Working to put together the Holiday Bazaar was a huge undertaking. The Purim Carnival and the Young Couples Club were loads of fun, especially the Scavenger Hunt at JFK.

Mitch
I served as Brotherhood President, was active on the National Board, and for 20 years headed up the  Kitchen Crew and loved every minute. I served on the Temple Board and have been an active Honorary member for years.  My brother and I were the honorees for a Temple Gala 20 years ago.  It was a wonderful evening!

Carole
Our children, Marjorie and Jimmy continued the family tradition. They were named at Temple, consecrated, attended Religious School, Bar Mitzvah, Confirmation, Graduation and were active TIFTY members.

Mitch
And now a 4th generation of Ostroves. Our granddaughter Jackie was named at Temple, as was our grandson Joey.  Joey was one of the first babies in the Kehillah School and his mom, Marjorie is President of the Parents Association.

L’DOR V”Dor from generation to generation.  Temple Israel, part of the fabric of our lives.

 

Shabbat HaKavod Service
TINR 60 Years Anniversary Speech – June 6, 2014 ~ Mary & Tom Garten

My wife’s parents lived on Aviemore Drive in New Rochelle, and I resided in Hartsdale. Mary’s parents were then members of our Temple at the Webster Avenue location.

On September 9, 1954 we were married by Rabbi Shankman at Mary’s home.  I was quite nervous so Rabbi Shankman told me to hide behind the foliage until the ceremony began.  Mary and I then became members at Temple Israel.

Both of our children received their Hebrew names at our Temple.  Our son, Lawrence was Bar Mitzvah by Rabbi Shankman after being mentored by Cantor Crockett.  Larry always valued his friendship.  Our Bar Mitzvah was held in Rosen Hall.  The first party event scheduled there.  Our daughter Jean attended Sunday school and her class picture was for many years on the corridor wall.

Mary and I will always treasure our friendship with Rabbi Wohl.  I so enjoyed being a member of his radio committee.  Cantor Reps performances were always a pleasure to listen to.

We have witnessed our Temple grow in recent years in many aspects of the religious field.  We are so proud to be affiliated with our Temple and know our Temple will continue to flourish under Rabbi Weiner’s leadership. As a World War 11 Veteran and Purple Heart recipient, I very much appreciate Rabbi Weiner’s reading at our services the names of the fallen soldiers.

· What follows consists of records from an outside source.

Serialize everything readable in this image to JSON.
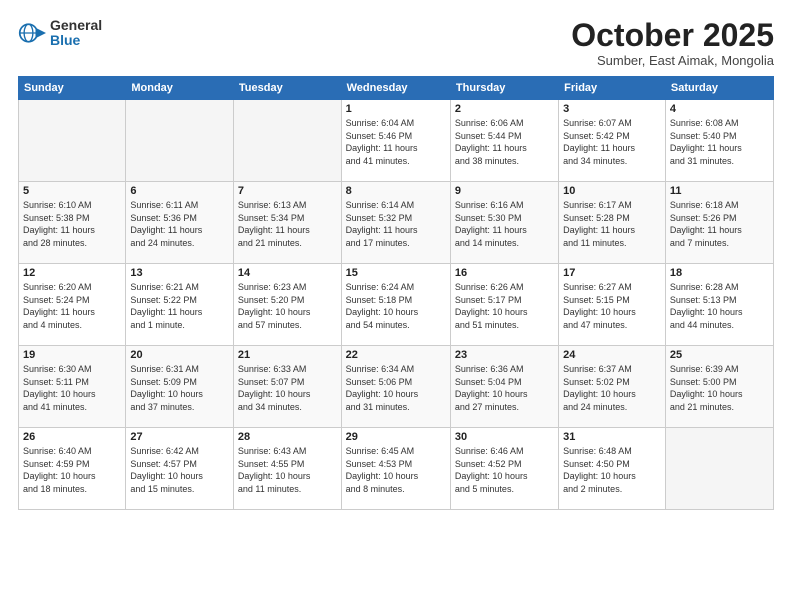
{
  "header": {
    "logo": {
      "general": "General",
      "blue": "Blue"
    },
    "title": "October 2025",
    "subtitle": "Sumber, East Aimak, Mongolia"
  },
  "days_of_week": [
    "Sunday",
    "Monday",
    "Tuesday",
    "Wednesday",
    "Thursday",
    "Friday",
    "Saturday"
  ],
  "weeks": [
    [
      {
        "day": "",
        "info": ""
      },
      {
        "day": "",
        "info": ""
      },
      {
        "day": "",
        "info": ""
      },
      {
        "day": "1",
        "info": "Sunrise: 6:04 AM\nSunset: 5:46 PM\nDaylight: 11 hours\nand 41 minutes."
      },
      {
        "day": "2",
        "info": "Sunrise: 6:06 AM\nSunset: 5:44 PM\nDaylight: 11 hours\nand 38 minutes."
      },
      {
        "day": "3",
        "info": "Sunrise: 6:07 AM\nSunset: 5:42 PM\nDaylight: 11 hours\nand 34 minutes."
      },
      {
        "day": "4",
        "info": "Sunrise: 6:08 AM\nSunset: 5:40 PM\nDaylight: 11 hours\nand 31 minutes."
      }
    ],
    [
      {
        "day": "5",
        "info": "Sunrise: 6:10 AM\nSunset: 5:38 PM\nDaylight: 11 hours\nand 28 minutes."
      },
      {
        "day": "6",
        "info": "Sunrise: 6:11 AM\nSunset: 5:36 PM\nDaylight: 11 hours\nand 24 minutes."
      },
      {
        "day": "7",
        "info": "Sunrise: 6:13 AM\nSunset: 5:34 PM\nDaylight: 11 hours\nand 21 minutes."
      },
      {
        "day": "8",
        "info": "Sunrise: 6:14 AM\nSunset: 5:32 PM\nDaylight: 11 hours\nand 17 minutes."
      },
      {
        "day": "9",
        "info": "Sunrise: 6:16 AM\nSunset: 5:30 PM\nDaylight: 11 hours\nand 14 minutes."
      },
      {
        "day": "10",
        "info": "Sunrise: 6:17 AM\nSunset: 5:28 PM\nDaylight: 11 hours\nand 11 minutes."
      },
      {
        "day": "11",
        "info": "Sunrise: 6:18 AM\nSunset: 5:26 PM\nDaylight: 11 hours\nand 7 minutes."
      }
    ],
    [
      {
        "day": "12",
        "info": "Sunrise: 6:20 AM\nSunset: 5:24 PM\nDaylight: 11 hours\nand 4 minutes."
      },
      {
        "day": "13",
        "info": "Sunrise: 6:21 AM\nSunset: 5:22 PM\nDaylight: 11 hours\nand 1 minute."
      },
      {
        "day": "14",
        "info": "Sunrise: 6:23 AM\nSunset: 5:20 PM\nDaylight: 10 hours\nand 57 minutes."
      },
      {
        "day": "15",
        "info": "Sunrise: 6:24 AM\nSunset: 5:18 PM\nDaylight: 10 hours\nand 54 minutes."
      },
      {
        "day": "16",
        "info": "Sunrise: 6:26 AM\nSunset: 5:17 PM\nDaylight: 10 hours\nand 51 minutes."
      },
      {
        "day": "17",
        "info": "Sunrise: 6:27 AM\nSunset: 5:15 PM\nDaylight: 10 hours\nand 47 minutes."
      },
      {
        "day": "18",
        "info": "Sunrise: 6:28 AM\nSunset: 5:13 PM\nDaylight: 10 hours\nand 44 minutes."
      }
    ],
    [
      {
        "day": "19",
        "info": "Sunrise: 6:30 AM\nSunset: 5:11 PM\nDaylight: 10 hours\nand 41 minutes."
      },
      {
        "day": "20",
        "info": "Sunrise: 6:31 AM\nSunset: 5:09 PM\nDaylight: 10 hours\nand 37 minutes."
      },
      {
        "day": "21",
        "info": "Sunrise: 6:33 AM\nSunset: 5:07 PM\nDaylight: 10 hours\nand 34 minutes."
      },
      {
        "day": "22",
        "info": "Sunrise: 6:34 AM\nSunset: 5:06 PM\nDaylight: 10 hours\nand 31 minutes."
      },
      {
        "day": "23",
        "info": "Sunrise: 6:36 AM\nSunset: 5:04 PM\nDaylight: 10 hours\nand 27 minutes."
      },
      {
        "day": "24",
        "info": "Sunrise: 6:37 AM\nSunset: 5:02 PM\nDaylight: 10 hours\nand 24 minutes."
      },
      {
        "day": "25",
        "info": "Sunrise: 6:39 AM\nSunset: 5:00 PM\nDaylight: 10 hours\nand 21 minutes."
      }
    ],
    [
      {
        "day": "26",
        "info": "Sunrise: 6:40 AM\nSunset: 4:59 PM\nDaylight: 10 hours\nand 18 minutes."
      },
      {
        "day": "27",
        "info": "Sunrise: 6:42 AM\nSunset: 4:57 PM\nDaylight: 10 hours\nand 15 minutes."
      },
      {
        "day": "28",
        "info": "Sunrise: 6:43 AM\nSunset: 4:55 PM\nDaylight: 10 hours\nand 11 minutes."
      },
      {
        "day": "29",
        "info": "Sunrise: 6:45 AM\nSunset: 4:53 PM\nDaylight: 10 hours\nand 8 minutes."
      },
      {
        "day": "30",
        "info": "Sunrise: 6:46 AM\nSunset: 4:52 PM\nDaylight: 10 hours\nand 5 minutes."
      },
      {
        "day": "31",
        "info": "Sunrise: 6:48 AM\nSunset: 4:50 PM\nDaylight: 10 hours\nand 2 minutes."
      },
      {
        "day": "",
        "info": ""
      }
    ]
  ]
}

Mary and I are so thankful to be honored here this evening.

Coming Up

13Nov
11.13.2018 3:30 pm - 4:00 pm
Kol Simcha
13Nov
11.13.2018 4:00 pm - 6:00 pm
Chavaya
13Nov
11.13.2018 6:30 pm - 9:00 pm
Chavaya High School
13Nov
11.13.2018 8:00 pm - 9:00 pm
TIFTY Sandwich Brigade and Ethics of Coaching
14Nov
11.14.2018 11:30 am - 1:00 pm
Food for Thought
14Nov
11.14.2018 7:30 pm - 9:00 pm
Board of Trustees Meeting (meet & greet 7 pm)
15Nov
11.15.2018 7:30 am - 10:00 am
AJC/WJC Thanksgiving Diversity Breakfast
15Nov
11.15.2018 3:45 pm - 6:00 pm
Torah Corps
15Nov
11.15.2018 4:00 pm - 6:00 pm
Chavaya